President Trump is set to nominate Sam Clovis, a former economics professor and conservative talk show radio host, to the U.S. Department of Agriculture’s top scientific position, according to reports.
Clovis, an early advisor to the Trump campaign, has a master’s in business administration and a doctoral degree in public administration, and appears to have no published scientific or academic work to his name.
In a 2014 interview, Clovis called evidence of climate change “junk science,” claiming that he has “enough of a science background to know when I’m being boofed.”
“If the president goes forward with this nomination, it’ll be yet another example of blatant dismissal of the value of scientific expertise among his administration appointees,” Ricardo Salvador, director of the Food and Environment Program at the Union of Concerned Scientists, said in a statement.
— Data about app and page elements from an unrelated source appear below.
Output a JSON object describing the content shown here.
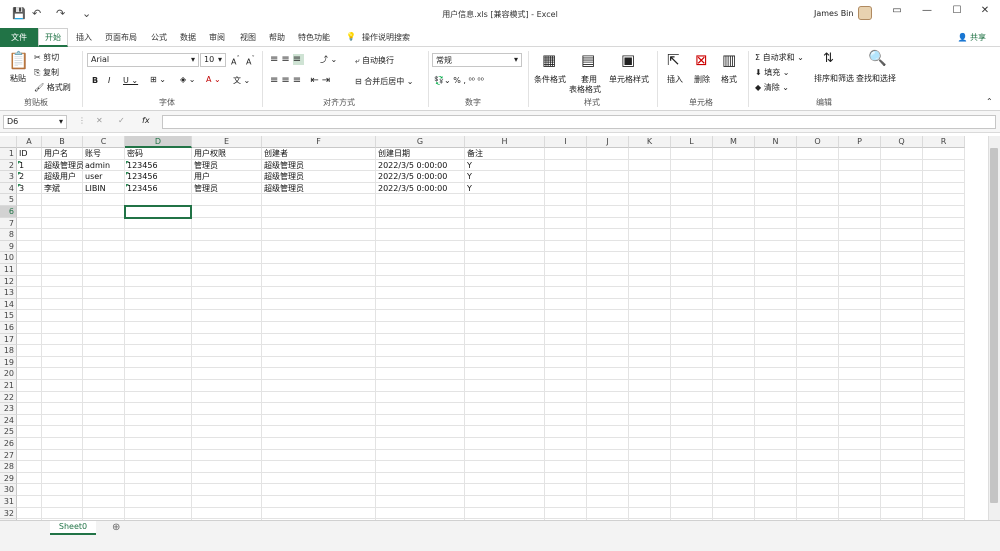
{
  "window": {
    "title": "用户信息.xls  [兼容模式]  -  Excel",
    "user": "James Bin",
    "controls": [
      "▭",
      "—",
      "☐",
      "✕"
    ]
  },
  "quick_access": [
    "💾",
    "↶",
    "↷",
    "⌄"
  ],
  "menu": {
    "file": "文件",
    "home": "开始",
    "tabs": [
      "插入",
      "页面布局",
      "公式",
      "数据",
      "审阅",
      "视图",
      "帮助",
      "特色功能"
    ],
    "search": "操作说明搜索",
    "share": "共享"
  },
  "ribbon": {
    "clipboard": {
      "paste": "粘贴",
      "cut": "剪切",
      "copy": "复制",
      "format_painter": "格式刷",
      "label": "剪贴板"
    },
    "font": {
      "name": "Arial",
      "size": "10",
      "label": "字体"
    },
    "alignment": {
      "wrap": "自动换行",
      "merge": "合并后居中",
      "label": "对齐方式"
    },
    "number": {
      "format": "常规",
      "label": "数字"
    },
    "styles": {
      "conditional": "条件格式",
      "table_line1": "套用",
      "table_line2": "表格格式",
      "cell_styles": "单元格样式",
      "label": "样式"
    },
    "cells": {
      "insert": "插入",
      "delete": "删除",
      "format": "格式",
      "label": "单元格"
    },
    "editing": {
      "autosum": "自动求和",
      "fill": "填充",
      "clear": "清除",
      "sort": "排序和筛选",
      "find": "查找和选择",
      "label": "编辑"
    }
  },
  "formula_bar": {
    "name_box": "D6",
    "cancel": "✕",
    "enter": "✓",
    "fx": "fx",
    "content": ""
  },
  "columns": [
    "A",
    "B",
    "C",
    "D",
    "E",
    "F",
    "G",
    "H",
    "I",
    "J",
    "K",
    "L",
    "M",
    "N",
    "O",
    "P",
    "Q",
    "R"
  ],
  "selected_cell": {
    "column": "D",
    "row": 6
  },
  "table": {
    "headers": [
      "ID",
      "用户名",
      "账号",
      "密码",
      "用户权限",
      "创建者",
      "创建日期",
      "备注"
    ],
    "rows": [
      [
        "1",
        "超级管理员",
        "admin",
        "123456",
        "管理员",
        "超级管理员",
        "2022/3/5 0:00:00",
        "Y"
      ],
      [
        "2",
        "超级用户",
        "user",
        "123456",
        "用户",
        "超级管理员",
        "2022/3/5 0:00:00",
        "Y"
      ],
      [
        "3",
        "李斌",
        "LIBIN",
        "123456",
        "管理员",
        "超级管理员",
        "2022/3/5 0:00:00",
        "Y"
      ]
    ]
  },
  "sheet_tab": "Sheet0",
  "add_sheet": "⊕"
}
Sounds like he’s a boof. So, are they buying these positions?
7 Alarming Conflicts of Interest Tainting Trump’s Environmental Picks
By Keith Gaby
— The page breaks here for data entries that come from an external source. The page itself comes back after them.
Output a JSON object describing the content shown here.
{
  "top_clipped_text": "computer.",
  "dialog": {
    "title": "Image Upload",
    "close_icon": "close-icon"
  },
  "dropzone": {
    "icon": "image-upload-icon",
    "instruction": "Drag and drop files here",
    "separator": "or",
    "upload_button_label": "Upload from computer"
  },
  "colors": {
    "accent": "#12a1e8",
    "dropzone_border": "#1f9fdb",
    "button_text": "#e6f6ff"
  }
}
Back when Donald Trump was a real estate developer whose projects involved thousands of construction workers, he repeatedly downplayed well-documented dangers of asbestos, writing in one of his books that the carcinogen was “100-percent safe, when applied.”
It helps explain President Trump’s pattern, amid ever-swirling ethical scandals, of selecting people with conflicts of interest for key environmental positions. These are appointments that will undermine the health of American families.
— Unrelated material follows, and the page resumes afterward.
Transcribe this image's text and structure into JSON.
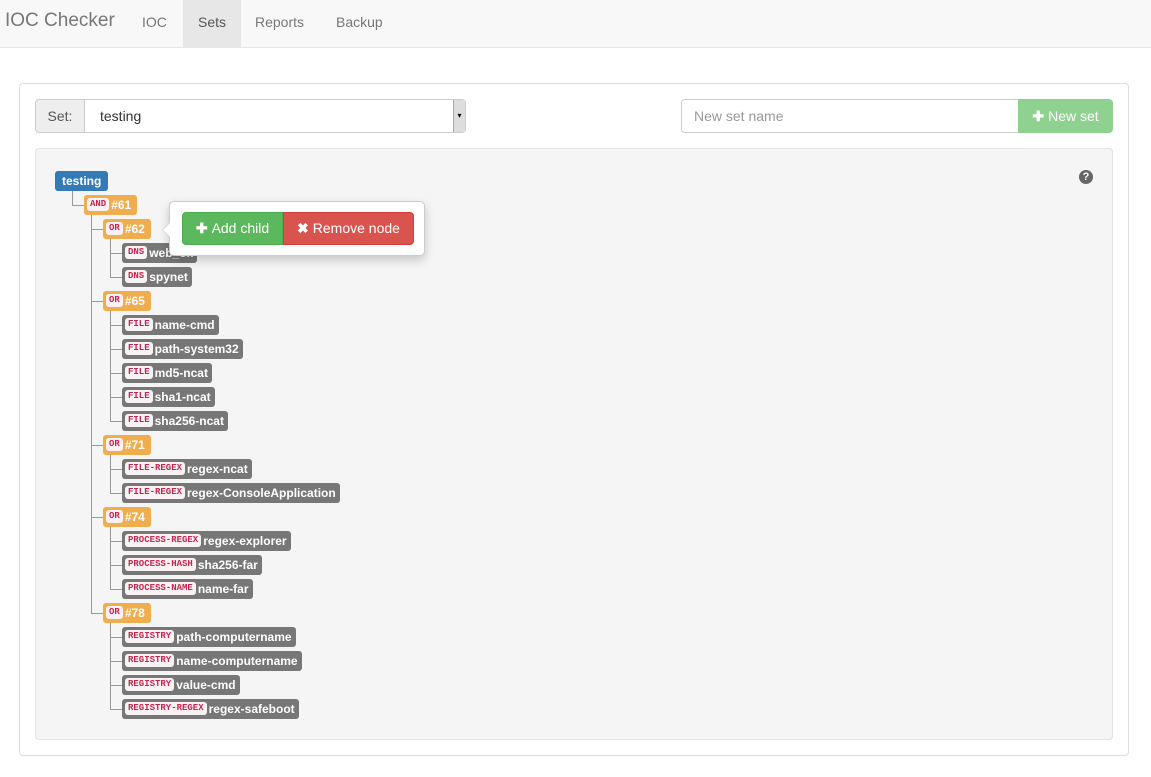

His latest consideration, according to The New York Times, is replacing experts on a federal science advisory board “with representatives from industries whose pollution the agency is supposed to regulate,” again raising the issue of his administration’s serious conflicts of interest when it comes to enforcing clean air and water laws.
Even if some of Trump’s appointees are undoubtedly nice people, it matters a great deal who is running federal agencies such as the U.S. Environmental Protection Agency (EPA), and what drives their interests and motivations.